We don’t discuss current events. We don’t exchange views on hot-button issues. We don’t tell each other what we think about anything except about how prepositions or participles or relative pronouns function'”. Yes, Fish’s course was entirely about grammar, with a dash of usage “howlers” like the confusion between “disinterested” and “uninterested.” He insists, “All composition courses should teach grammar and rhetoric, and nothing else. Ideas should be Links London introduced not for their own sake, but for the sake of the syntactical and rhetorical points they help illustrate”. But he doesn’t even explain what he includes and excludes under the rubric of “rhetorical points”a large escape clause. What did students write in these class apparently just exercises in grammatical sentences, not even papers?
Now, I happen to agree that all students should be required to study grammar, even Standard English grammarpreferably back in “grammar school” and high school, maybe college Basic Writing, and that grammar, style, and usage should be corollary components in every writing and literature course. But why call a grammar class a writing class For someone who insists that professors be authorities in their own academic discipline, Fish shows no glimmer of familiarity with a half-century of research on the relation between the teaching of grammar and of writing, or on the relation between form and content in writing. (E.D. Hirsch, who wrote a blurb for Fish’s dust jacket, must have swallowed a strong suspension of disbelief to get through this chapter.) The chapter sent me back to Fish’s 1992 interview with Gary Olson in JAC (reprinted in Fish There’s No) to see what he said about research in composition pedagogy, which turns out to be precious little; however, his general view of politics and English studies there, including critical pedagogy and critique of political rhetoric, was far less constricted than it is here. Surely Fish, in writing for a non-academic audience here, must have known he was throwing red meat to all those who upon meeting an English professor burst out with mock chagrin, “Oh, oh, I’d better watch my grammar,” as well as to right-wing culture warriors who constantly admonish us to teach grammar instead ofwhatever else it is that we do.
Moreover, Fish falls into the pernicious practice common to a wide diversity of scholars in rhetcomp of reducing the whole field to The Course Formerly Known as Freshman Links Of London Bracelets Englishaka First-Year Writing.
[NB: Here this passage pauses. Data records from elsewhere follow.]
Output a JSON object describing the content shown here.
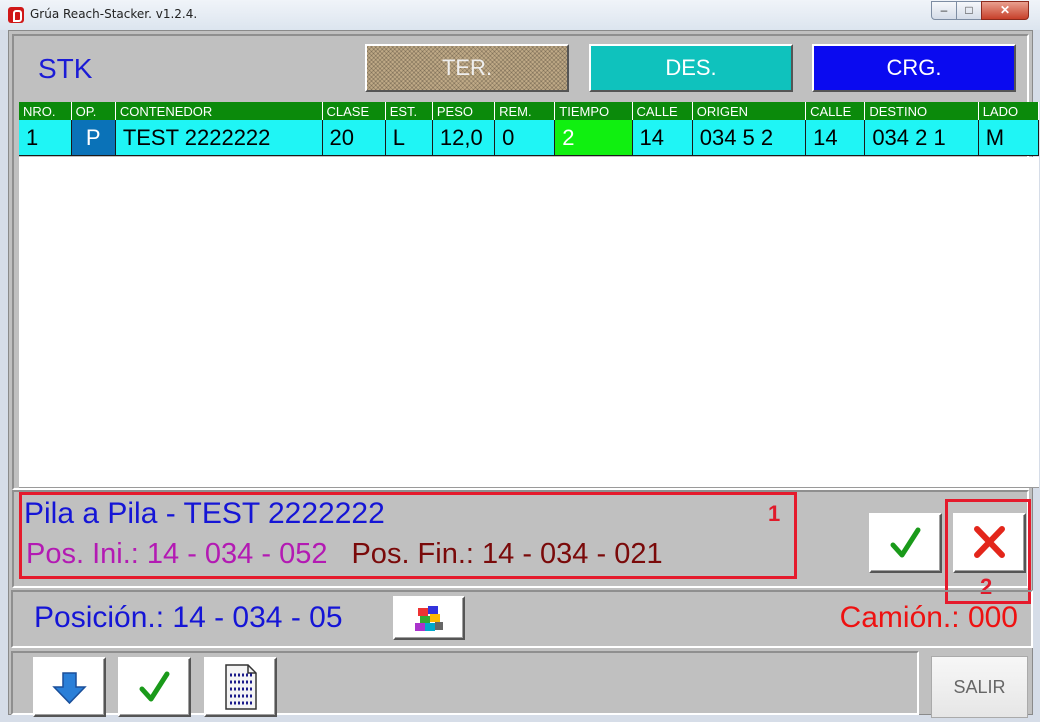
{
  "window": {
    "title": "Grúa Reach-Stacker. v1.2.4.",
    "controls": [
      "minimize",
      "maximize",
      "close"
    ]
  },
  "header": {
    "label": "STK",
    "buttons": [
      {
        "label": "TER.",
        "color": "#bfa986"
      },
      {
        "label": "DES.",
        "color": "#0fc2bd"
      },
      {
        "label": "CRG.",
        "color": "#0a0af0"
      }
    ]
  },
  "grid": {
    "columns": [
      "NRO.",
      "OP.",
      "CONTENEDOR",
      "CLASE",
      "EST.",
      "PESO",
      "REM.",
      "TIEMPO",
      "CALLE",
      "ORIGEN",
      "CALLE",
      "DESTINO",
      "LADO"
    ],
    "rows": [
      [
        "1",
        "P",
        "TEST 2222222",
        "20",
        "L",
        "12,0",
        "0",
        "2",
        "14",
        "034 5 2",
        "14",
        "034 2 1",
        "M"
      ]
    ],
    "header_color": "#0b8a0b",
    "row_color": "#1ff5f5"
  },
  "info": {
    "line1": "Pila a Pila - TEST 2222222",
    "pos_ini": "Pos. Ini.: 14 - 034 - 052",
    "pos_fin": "Pos. Fin.: 14 - 034 - 021",
    "marker1": "1",
    "marker2": "2"
  },
  "actions": {
    "confirm_icon": "checkmark-icon",
    "cancel_icon": "red-x-icon"
  },
  "position": {
    "text": "Posición.: 14 - 034 - 05",
    "button_icon": "container-stack-icon",
    "camion": "Camión.: 000"
  },
  "toolbar": {
    "buttons": [
      "down-arrow-icon",
      "checkmark-icon",
      "binary-document-icon"
    ],
    "salir": "SALIR"
  }
}
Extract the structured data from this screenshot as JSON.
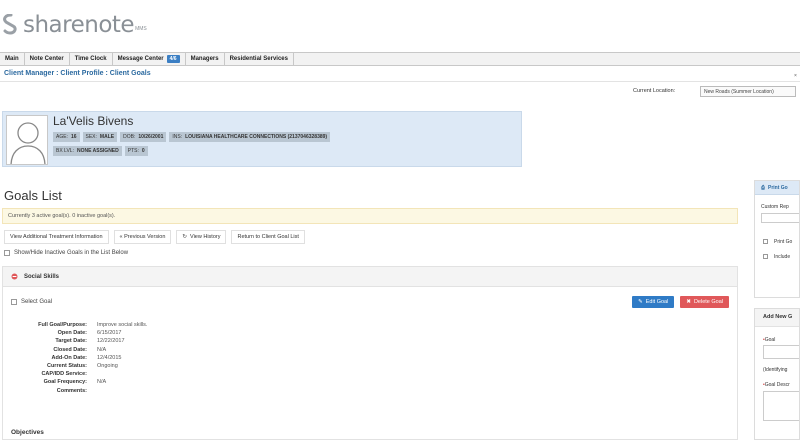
{
  "app": {
    "brand": "sharenote",
    "brand_sup": "MMS",
    "colors": {
      "accent": "#2c6aa0",
      "card_bg": "#dde9f6",
      "info_bg": "#fcf8e3",
      "edit": "#2f7bc6",
      "delete": "#e0585a",
      "badge": "#3b7fc4"
    }
  },
  "nav": {
    "items": [
      "Main",
      "Note Center",
      "Time Clock",
      "Message Center",
      "Managers",
      "Residential Services"
    ],
    "message_badge": "4/6"
  },
  "breadcrumb": "Client Manager : Client Profile : Client Goals",
  "location": {
    "label": "Current Location:",
    "value": "New Roads (Summer Location)"
  },
  "client": {
    "name": "La'Velis Bivens",
    "tags_row1": [
      {
        "label": "AGE:",
        "value": "16"
      },
      {
        "label": "SEX:",
        "value": "MALE"
      },
      {
        "label": "DOB:",
        "value": "10/26/2001"
      },
      {
        "label": "INS:",
        "value": "LOUISIANA HEALTHCARE CONNECTIONS (2137046328389)"
      }
    ],
    "tags_row2": [
      {
        "label": "BX LVL:",
        "value": "NONE ASSIGNED"
      },
      {
        "label": "PTS:",
        "value": "0"
      }
    ]
  },
  "goals": {
    "title": "Goals List",
    "info": "Currently 3 active goal(s). 0 inactive goal(s).",
    "buttons": [
      "View Additional Treatment Information",
      "« Previous Version",
      "View History",
      "Return to Client Goal List"
    ],
    "show_hide_label": "Show/Hide Inactive Goals in the List Below"
  },
  "panel": {
    "title": "Social Skills",
    "select_goal": "Select Goal",
    "edit_label": "Edit Goal",
    "delete_label": "Delete Goal",
    "details": [
      {
        "label": "Full Goal/Purpose:",
        "value": "Improve social skills."
      },
      {
        "label": "Open Date:",
        "value": "6/15/2017"
      },
      {
        "label": "Target Date:",
        "value": "12/22/2017"
      },
      {
        "label": "Closed Date:",
        "value": "N/A"
      },
      {
        "label": "Add-On Date:",
        "value": "12/4/2015"
      },
      {
        "label": "Current Status:",
        "value": "Ongoing"
      },
      {
        "label": "CAP/IDD Service:",
        "value": ""
      },
      {
        "label": "Goal Frequency:",
        "value": "N/A"
      },
      {
        "label": "Comments:",
        "value": ""
      }
    ],
    "objectives": "Objectives"
  },
  "sidebar": {
    "print_title": "Print Go",
    "custom_rep": "Custom Rep",
    "print_goal": "Print Go",
    "include": "Include",
    "add_new": "Add New G",
    "goal_label": "Goal",
    "identifying": "(Identifying",
    "goal_desc": "Goal Descr"
  }
}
What about more advanced levels of writing courses as an introduction to academic discourse and incorporation of information assigned for writing in other courses, in the mode of Writing across the Curriculum What about argumentative writing courses, which I would put at the center of the humanistic curriculum Fish only says snidely, “Students who take so-called courses in writing where such topics [hot-button issues] are the staples of discussion may believe, as their instructors surely do, that they are learning how to marshal arguments in ways that will improve their compositional skills.
In fact they will be learning nothing they couldn’t have learned better by sitting around in a dorm room or a coffee shop”. Does Fish therefore believe that advanced courses centrally devoted to argumentative writing cannot improve either students’ argumentative or writing skills None of his crankish pronouncements in this chapter, of course, are supported by a shred of the kind of empirical verification that he insists is central to responsible scholarship.